- Dataset records:
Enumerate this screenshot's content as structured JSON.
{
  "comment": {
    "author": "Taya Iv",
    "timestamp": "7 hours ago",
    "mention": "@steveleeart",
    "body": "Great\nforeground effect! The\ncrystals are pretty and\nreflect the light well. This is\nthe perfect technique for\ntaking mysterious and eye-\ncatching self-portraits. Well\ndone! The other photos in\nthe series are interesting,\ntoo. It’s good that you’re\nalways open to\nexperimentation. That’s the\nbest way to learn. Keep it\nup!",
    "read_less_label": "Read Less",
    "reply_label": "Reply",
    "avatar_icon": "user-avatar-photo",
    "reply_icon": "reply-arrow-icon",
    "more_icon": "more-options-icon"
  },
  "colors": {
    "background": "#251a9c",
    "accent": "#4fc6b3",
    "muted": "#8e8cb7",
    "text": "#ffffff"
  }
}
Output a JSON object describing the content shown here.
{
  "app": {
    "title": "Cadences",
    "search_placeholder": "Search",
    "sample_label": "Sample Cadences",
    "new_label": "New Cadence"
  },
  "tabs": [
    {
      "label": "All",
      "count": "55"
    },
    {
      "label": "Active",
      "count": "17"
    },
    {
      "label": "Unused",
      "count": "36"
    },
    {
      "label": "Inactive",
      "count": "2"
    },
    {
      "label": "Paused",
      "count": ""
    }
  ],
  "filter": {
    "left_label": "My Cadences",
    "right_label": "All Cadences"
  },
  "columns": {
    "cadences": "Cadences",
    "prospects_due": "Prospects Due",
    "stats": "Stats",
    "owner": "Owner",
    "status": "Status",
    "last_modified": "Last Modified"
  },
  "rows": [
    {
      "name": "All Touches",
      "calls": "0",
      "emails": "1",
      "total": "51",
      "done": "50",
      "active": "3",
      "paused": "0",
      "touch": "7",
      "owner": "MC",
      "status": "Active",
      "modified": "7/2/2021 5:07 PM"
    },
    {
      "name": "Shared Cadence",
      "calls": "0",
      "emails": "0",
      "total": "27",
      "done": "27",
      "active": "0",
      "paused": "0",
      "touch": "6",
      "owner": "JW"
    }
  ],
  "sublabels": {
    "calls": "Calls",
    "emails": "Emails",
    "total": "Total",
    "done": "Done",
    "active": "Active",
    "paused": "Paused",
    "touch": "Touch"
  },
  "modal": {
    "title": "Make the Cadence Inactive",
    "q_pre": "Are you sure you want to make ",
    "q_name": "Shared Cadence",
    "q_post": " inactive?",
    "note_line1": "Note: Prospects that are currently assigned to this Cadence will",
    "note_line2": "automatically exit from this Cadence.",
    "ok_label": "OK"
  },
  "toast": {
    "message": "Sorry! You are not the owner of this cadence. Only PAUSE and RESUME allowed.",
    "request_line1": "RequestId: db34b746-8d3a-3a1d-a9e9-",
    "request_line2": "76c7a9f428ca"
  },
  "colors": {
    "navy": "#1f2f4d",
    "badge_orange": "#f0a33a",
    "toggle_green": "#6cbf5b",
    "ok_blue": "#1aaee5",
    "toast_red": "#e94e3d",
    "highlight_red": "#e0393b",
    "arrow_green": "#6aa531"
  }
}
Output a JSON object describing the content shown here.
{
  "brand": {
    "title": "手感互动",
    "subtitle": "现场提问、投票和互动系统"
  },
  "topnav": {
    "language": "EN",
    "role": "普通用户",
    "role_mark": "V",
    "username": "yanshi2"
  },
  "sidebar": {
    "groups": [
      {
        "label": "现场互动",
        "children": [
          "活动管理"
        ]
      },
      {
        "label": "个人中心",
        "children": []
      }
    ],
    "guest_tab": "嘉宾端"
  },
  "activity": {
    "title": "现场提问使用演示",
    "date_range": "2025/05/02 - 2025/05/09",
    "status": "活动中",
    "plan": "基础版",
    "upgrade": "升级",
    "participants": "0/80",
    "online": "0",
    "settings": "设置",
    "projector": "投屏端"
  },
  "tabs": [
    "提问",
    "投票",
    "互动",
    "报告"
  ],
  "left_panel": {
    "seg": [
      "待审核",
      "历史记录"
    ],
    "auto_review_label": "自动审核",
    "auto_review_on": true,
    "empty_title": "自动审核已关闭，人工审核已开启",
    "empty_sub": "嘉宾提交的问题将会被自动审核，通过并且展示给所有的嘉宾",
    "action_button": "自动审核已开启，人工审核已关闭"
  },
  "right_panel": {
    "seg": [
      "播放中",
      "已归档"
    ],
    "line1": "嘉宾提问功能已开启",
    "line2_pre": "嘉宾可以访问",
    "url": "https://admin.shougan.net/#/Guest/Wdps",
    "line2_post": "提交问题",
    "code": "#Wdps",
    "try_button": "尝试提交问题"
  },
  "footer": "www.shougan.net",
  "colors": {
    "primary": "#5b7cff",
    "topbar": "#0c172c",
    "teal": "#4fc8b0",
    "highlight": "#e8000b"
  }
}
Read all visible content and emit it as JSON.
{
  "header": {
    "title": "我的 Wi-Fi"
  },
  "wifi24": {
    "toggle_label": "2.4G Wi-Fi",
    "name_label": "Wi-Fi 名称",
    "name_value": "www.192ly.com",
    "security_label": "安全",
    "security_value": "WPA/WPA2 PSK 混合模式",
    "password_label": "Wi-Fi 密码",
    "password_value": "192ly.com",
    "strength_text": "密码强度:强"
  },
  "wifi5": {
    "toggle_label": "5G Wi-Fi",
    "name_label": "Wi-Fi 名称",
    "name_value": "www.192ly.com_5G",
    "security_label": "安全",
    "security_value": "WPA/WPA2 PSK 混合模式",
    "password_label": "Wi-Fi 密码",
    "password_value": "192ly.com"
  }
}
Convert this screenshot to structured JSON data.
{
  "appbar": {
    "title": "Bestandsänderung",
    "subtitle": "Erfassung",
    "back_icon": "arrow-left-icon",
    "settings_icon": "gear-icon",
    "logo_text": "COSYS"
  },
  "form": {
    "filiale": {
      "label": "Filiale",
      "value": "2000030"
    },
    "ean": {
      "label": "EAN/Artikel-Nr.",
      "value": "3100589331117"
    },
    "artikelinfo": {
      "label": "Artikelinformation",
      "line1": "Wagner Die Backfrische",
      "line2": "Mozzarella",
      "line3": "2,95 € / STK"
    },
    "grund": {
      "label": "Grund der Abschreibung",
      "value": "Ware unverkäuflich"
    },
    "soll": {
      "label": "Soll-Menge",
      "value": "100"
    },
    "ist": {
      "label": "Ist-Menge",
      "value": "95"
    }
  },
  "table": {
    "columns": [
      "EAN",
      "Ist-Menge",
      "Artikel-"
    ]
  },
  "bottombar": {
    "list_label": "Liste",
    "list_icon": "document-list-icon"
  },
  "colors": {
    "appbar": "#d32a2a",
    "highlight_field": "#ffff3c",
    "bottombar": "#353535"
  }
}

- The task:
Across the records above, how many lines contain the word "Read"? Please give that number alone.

- Answer:
2